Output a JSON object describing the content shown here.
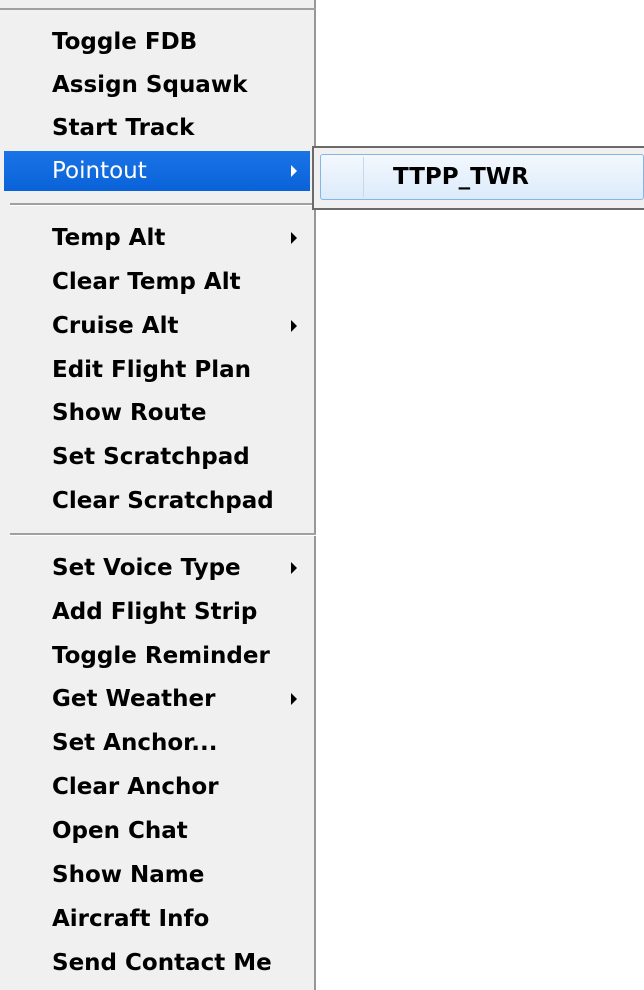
{
  "context_menu": {
    "groups": [
      {
        "items": [
          {
            "label": "Toggle FDB",
            "has_submenu": false
          },
          {
            "label": "Assign Squawk",
            "has_submenu": false
          },
          {
            "label": "Start Track",
            "has_submenu": false
          },
          {
            "label": "Pointout",
            "has_submenu": true,
            "highlighted": true
          }
        ]
      },
      {
        "items": [
          {
            "label": "Temp Alt",
            "has_submenu": true
          },
          {
            "label": "Clear Temp Alt",
            "has_submenu": false
          },
          {
            "label": "Cruise Alt",
            "has_submenu": true
          },
          {
            "label": "Edit Flight Plan",
            "has_submenu": false
          },
          {
            "label": "Show Route",
            "has_submenu": false
          },
          {
            "label": "Set Scratchpad",
            "has_submenu": false
          },
          {
            "label": "Clear Scratchpad",
            "has_submenu": false
          }
        ]
      },
      {
        "items": [
          {
            "label": "Set Voice Type",
            "has_submenu": true
          },
          {
            "label": "Add Flight Strip",
            "has_submenu": false
          },
          {
            "label": "Toggle Reminder",
            "has_submenu": false
          },
          {
            "label": "Get Weather",
            "has_submenu": true
          },
          {
            "label": "Set Anchor...",
            "has_submenu": false
          },
          {
            "label": "Clear Anchor",
            "has_submenu": false
          },
          {
            "label": "Open Chat",
            "has_submenu": false
          },
          {
            "label": "Show Name",
            "has_submenu": false
          },
          {
            "label": "Aircraft Info",
            "has_submenu": false
          },
          {
            "label": "Send Contact Me",
            "has_submenu": false
          }
        ]
      }
    ]
  },
  "pointout_submenu": {
    "items": [
      {
        "label": "TTPP_TWR",
        "hovered": true
      }
    ]
  },
  "colors": {
    "menu_background": "#f0f0f0",
    "highlight": "#0a62d8",
    "highlight_text": "#ffffff",
    "submenu_hover": "#dcebfb"
  }
}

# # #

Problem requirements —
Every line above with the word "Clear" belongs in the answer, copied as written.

Worked solution —
            "label": "Clear Temp Alt",
            "label": "Clear Scratchpad",
            "label": "Clear Anchor",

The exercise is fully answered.